There are a lot of people out there claiming to know what the path to success is. They all want to sell us on this idea that the right career path, the correct internship, the right social group, the perfect clothes, the correct education is all we need to be successful.
So many of us spend too much time wondering why we haven’t made it yet.
What would it be like if we decided instead that we were exactly where we needed to be. What if we started doing things that we loved and trusted that the path would unfold.
What would it be like if we committed ourselves fully and truly to our passion and our dream?
William H. Murray was a mountaineer who made a name for himself before WWII climbing the mountains of Scotland. He wrote his first book (on toilet paper, twice) while in a German prison and attributed the following quote to something Goethe supposedly wrote (but didn’t). Nevertheless, it’s a powerful quote for anyone who has ambition and wants to accomplish great things:

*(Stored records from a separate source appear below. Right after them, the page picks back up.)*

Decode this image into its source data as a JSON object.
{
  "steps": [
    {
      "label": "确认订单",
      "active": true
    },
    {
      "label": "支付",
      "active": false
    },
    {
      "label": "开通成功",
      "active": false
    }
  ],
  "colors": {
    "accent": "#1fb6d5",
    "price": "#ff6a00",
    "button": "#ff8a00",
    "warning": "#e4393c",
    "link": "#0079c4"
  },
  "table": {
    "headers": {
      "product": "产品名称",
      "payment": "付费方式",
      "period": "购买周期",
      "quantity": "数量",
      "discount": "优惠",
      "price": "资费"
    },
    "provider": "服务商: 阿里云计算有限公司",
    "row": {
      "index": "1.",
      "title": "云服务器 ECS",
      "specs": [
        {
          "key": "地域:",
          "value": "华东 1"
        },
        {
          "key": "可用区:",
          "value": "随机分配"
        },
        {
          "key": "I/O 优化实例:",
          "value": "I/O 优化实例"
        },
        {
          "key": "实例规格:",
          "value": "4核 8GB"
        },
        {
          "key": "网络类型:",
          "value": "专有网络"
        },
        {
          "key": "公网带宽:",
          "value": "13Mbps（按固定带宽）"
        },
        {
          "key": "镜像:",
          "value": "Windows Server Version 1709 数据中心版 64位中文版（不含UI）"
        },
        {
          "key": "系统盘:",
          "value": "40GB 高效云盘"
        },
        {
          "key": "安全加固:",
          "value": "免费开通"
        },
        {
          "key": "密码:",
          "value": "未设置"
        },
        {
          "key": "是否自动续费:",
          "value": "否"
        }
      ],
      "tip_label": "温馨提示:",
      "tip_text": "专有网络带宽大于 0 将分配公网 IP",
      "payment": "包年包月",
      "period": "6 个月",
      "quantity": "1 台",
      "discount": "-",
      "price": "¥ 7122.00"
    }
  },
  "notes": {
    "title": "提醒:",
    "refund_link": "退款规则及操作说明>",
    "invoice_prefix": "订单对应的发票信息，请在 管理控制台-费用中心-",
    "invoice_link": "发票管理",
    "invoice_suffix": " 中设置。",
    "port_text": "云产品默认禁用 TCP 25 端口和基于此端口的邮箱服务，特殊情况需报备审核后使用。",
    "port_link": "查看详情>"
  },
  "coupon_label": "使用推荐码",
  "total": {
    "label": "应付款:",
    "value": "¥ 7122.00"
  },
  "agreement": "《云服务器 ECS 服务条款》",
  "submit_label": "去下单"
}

“Until one is committed, there is hesitancy, the chance to draw back, always ineffectiveness. Concerning all acts of initiative (and creation), there is one elementary truth, the ignorance of which kills countless ideas and splendid plans: that the moment one definitely commits oneself, then Providence moves too. All sorts of things occur to help one that would never otherwise have occurred. A whole stream of events issues from the decision, raising in one’s favour all manner of unforeseen incidents and meetings and material assistance, which no man could have dreamt would have come his way. I learned a deep respect for one of Goethe’s couplets: